TASK: The result should be every line in the data below that carries the string "出发时间".

Excerpts from a dataset:
········
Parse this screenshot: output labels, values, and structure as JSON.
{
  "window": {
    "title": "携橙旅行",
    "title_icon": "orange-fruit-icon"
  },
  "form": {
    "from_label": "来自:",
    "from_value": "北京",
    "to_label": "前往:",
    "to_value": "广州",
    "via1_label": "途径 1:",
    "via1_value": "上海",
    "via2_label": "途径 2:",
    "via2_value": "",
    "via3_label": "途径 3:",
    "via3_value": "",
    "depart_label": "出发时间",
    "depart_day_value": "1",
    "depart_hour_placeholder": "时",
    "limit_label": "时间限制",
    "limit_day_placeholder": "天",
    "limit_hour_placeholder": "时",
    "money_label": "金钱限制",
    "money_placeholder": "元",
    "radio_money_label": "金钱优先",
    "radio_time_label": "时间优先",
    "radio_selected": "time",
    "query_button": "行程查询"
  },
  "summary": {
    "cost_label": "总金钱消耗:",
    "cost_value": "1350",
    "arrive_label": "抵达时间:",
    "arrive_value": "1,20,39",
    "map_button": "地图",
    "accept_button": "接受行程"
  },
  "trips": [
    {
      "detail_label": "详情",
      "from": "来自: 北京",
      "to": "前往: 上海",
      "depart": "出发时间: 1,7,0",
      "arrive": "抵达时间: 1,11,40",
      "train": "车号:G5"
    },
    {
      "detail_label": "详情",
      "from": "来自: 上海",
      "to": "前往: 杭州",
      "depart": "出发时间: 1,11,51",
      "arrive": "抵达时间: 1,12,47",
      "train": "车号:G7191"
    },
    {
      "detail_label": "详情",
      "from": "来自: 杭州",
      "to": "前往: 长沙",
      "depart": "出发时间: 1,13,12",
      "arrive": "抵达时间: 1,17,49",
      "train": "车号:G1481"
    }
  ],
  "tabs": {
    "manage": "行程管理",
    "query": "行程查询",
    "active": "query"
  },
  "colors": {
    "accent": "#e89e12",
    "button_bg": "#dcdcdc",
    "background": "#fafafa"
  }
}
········
ANSWER TO THE PROBLEM:
    "depart_label": "出发时间",
      "depart": "出发时间: 1,7,0",
      "depart": "出发时间: 1,11,51",
      "depart": "出发时间: 1,13,12",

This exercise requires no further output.